• _Exercise requirements_:
The answer required is how many lines of the following entries contain the word "comment", with no other words.
○ ○ ○ ○ ○ ○ ○
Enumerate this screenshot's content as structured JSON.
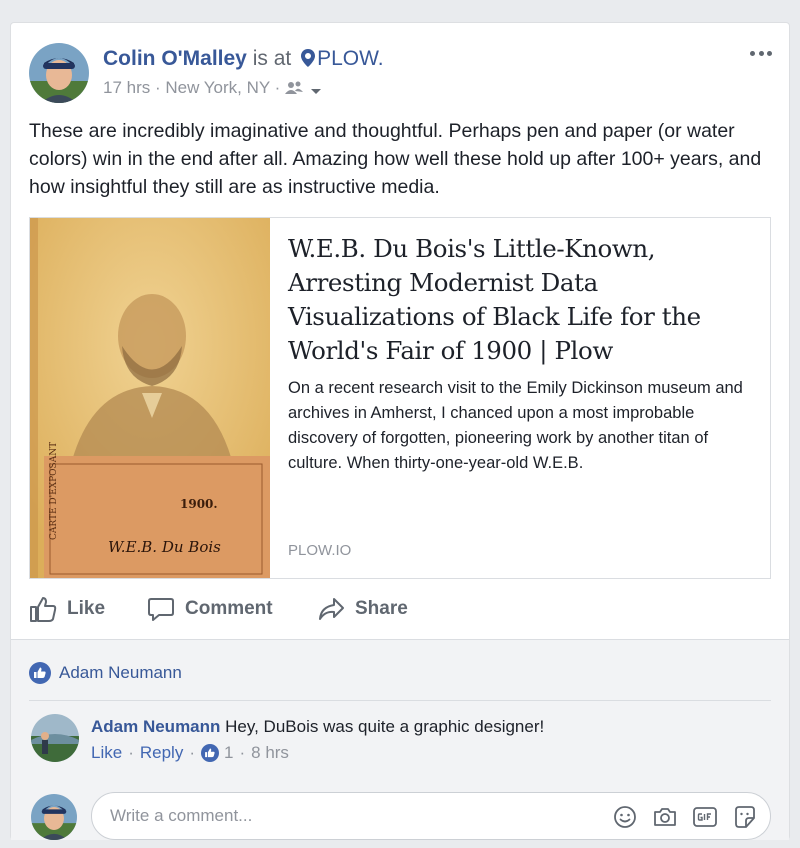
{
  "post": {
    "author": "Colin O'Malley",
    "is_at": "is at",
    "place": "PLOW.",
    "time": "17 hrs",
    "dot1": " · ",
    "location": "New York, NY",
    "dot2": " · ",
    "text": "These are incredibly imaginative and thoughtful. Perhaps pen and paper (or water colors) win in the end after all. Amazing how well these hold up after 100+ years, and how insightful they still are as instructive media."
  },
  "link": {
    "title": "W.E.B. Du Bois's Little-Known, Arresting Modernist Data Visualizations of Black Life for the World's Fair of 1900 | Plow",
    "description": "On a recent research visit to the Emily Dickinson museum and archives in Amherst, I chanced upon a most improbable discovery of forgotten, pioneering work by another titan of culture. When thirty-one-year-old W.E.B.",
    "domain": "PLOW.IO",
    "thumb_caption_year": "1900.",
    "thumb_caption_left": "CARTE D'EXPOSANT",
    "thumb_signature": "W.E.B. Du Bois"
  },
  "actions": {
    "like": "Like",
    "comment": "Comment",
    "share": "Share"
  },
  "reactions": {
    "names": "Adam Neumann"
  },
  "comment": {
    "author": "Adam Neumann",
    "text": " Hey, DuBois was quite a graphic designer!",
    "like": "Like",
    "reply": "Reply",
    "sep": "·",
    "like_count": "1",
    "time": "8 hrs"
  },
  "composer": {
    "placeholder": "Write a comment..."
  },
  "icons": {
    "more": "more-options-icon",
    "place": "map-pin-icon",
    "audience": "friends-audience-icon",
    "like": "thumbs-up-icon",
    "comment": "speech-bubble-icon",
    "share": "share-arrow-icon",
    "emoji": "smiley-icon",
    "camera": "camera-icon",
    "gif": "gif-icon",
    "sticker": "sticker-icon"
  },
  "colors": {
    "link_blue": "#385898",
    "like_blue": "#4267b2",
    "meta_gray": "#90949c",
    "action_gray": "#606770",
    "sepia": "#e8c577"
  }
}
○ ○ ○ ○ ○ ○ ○
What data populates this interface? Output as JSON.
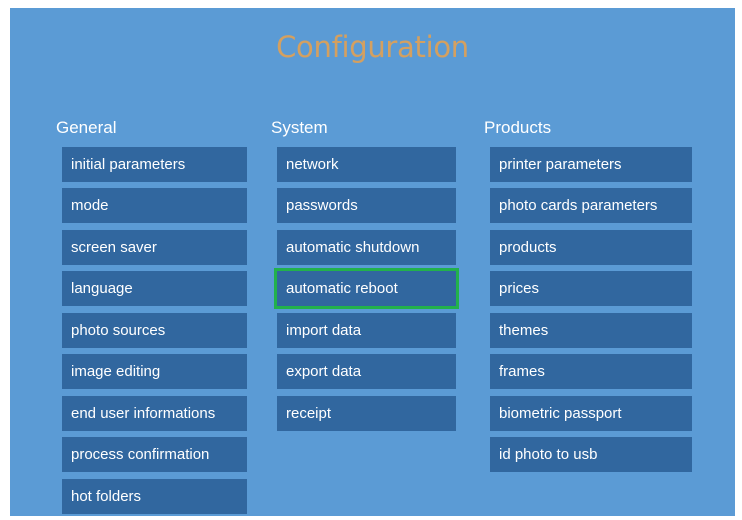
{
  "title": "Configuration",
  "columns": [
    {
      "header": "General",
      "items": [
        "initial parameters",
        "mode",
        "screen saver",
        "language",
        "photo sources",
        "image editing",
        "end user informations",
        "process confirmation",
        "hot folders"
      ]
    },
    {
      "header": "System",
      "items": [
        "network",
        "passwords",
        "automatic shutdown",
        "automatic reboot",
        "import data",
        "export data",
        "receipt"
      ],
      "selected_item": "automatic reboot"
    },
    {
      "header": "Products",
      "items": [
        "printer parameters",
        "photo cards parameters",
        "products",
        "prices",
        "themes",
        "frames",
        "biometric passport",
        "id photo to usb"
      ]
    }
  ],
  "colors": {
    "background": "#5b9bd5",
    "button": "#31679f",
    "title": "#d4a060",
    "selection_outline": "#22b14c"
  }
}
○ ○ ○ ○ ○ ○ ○
• _Written solution_:
4